* [PROBLEM DESCRIPTION]
Only the count is needed. Count the lines below with the word "label" in them.

[Opening RECORDS TO PROCESS section]

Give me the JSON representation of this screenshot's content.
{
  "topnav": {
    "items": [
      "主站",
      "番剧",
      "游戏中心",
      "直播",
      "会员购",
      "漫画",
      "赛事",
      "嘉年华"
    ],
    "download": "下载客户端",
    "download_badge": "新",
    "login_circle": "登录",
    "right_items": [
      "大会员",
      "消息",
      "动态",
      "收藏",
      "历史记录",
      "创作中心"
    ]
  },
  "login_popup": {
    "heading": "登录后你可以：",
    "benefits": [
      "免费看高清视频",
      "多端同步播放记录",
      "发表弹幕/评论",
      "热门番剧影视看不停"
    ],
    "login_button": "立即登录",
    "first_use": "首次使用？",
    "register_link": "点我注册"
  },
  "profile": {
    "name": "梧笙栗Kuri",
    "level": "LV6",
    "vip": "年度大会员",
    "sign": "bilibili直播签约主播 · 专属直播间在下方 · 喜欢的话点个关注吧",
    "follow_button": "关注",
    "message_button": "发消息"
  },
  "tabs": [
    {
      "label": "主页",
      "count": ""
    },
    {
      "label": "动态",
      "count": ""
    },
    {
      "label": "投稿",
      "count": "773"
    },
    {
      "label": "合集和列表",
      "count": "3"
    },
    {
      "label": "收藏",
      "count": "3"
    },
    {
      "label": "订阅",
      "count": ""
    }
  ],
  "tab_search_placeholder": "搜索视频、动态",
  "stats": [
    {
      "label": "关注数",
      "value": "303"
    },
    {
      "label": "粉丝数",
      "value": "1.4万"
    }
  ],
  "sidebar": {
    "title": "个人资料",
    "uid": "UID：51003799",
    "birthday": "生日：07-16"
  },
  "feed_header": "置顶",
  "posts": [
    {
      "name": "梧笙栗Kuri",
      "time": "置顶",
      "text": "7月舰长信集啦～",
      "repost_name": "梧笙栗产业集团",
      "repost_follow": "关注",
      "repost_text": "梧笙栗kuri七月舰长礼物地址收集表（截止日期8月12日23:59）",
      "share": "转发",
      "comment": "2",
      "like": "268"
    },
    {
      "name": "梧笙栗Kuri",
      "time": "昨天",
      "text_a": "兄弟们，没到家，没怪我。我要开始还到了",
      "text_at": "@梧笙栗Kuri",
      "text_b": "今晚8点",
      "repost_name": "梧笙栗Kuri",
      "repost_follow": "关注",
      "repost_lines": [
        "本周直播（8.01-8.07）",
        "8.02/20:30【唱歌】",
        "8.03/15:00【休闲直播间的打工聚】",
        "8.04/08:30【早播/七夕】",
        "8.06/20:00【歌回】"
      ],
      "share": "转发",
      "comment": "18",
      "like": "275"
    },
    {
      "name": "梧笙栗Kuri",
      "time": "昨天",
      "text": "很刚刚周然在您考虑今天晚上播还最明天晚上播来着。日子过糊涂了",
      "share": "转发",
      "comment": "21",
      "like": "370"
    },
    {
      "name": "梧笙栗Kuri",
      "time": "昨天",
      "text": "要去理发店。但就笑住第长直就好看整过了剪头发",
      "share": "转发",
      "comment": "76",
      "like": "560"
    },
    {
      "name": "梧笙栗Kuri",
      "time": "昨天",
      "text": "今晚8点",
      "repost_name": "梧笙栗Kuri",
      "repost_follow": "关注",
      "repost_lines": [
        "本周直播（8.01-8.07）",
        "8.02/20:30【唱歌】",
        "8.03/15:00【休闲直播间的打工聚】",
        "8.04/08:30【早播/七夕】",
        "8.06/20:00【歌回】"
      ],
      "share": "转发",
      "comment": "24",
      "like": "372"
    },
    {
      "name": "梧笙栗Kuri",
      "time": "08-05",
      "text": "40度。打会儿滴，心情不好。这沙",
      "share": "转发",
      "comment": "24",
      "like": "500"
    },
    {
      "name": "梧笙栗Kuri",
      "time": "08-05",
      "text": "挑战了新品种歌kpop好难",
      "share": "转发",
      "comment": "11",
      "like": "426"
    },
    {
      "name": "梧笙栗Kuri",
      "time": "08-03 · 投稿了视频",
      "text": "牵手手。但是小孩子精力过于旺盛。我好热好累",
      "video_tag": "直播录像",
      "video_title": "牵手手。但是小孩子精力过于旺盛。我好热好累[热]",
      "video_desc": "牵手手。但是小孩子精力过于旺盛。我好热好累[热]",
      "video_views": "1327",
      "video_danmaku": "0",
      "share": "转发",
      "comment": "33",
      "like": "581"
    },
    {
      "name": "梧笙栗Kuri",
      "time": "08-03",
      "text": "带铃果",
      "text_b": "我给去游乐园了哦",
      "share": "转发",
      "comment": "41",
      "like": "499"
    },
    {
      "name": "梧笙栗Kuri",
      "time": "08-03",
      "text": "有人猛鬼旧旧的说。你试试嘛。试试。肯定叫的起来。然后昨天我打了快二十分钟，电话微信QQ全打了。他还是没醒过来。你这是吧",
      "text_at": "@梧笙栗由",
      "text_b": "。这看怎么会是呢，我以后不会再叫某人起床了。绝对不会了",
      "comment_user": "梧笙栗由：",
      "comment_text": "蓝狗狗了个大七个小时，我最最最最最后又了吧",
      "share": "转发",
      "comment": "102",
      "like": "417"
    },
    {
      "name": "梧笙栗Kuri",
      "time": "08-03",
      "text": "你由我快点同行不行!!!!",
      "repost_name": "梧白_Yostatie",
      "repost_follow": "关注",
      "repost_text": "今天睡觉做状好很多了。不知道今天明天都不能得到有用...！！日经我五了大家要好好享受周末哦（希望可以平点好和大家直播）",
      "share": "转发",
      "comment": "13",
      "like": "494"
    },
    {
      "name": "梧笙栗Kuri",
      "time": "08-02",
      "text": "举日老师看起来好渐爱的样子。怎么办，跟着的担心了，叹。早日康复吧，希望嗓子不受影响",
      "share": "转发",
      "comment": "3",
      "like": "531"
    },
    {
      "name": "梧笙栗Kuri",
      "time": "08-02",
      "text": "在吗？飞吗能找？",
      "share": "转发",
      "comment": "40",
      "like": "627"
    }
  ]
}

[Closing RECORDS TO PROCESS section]

* [ANSWER SECTION]
8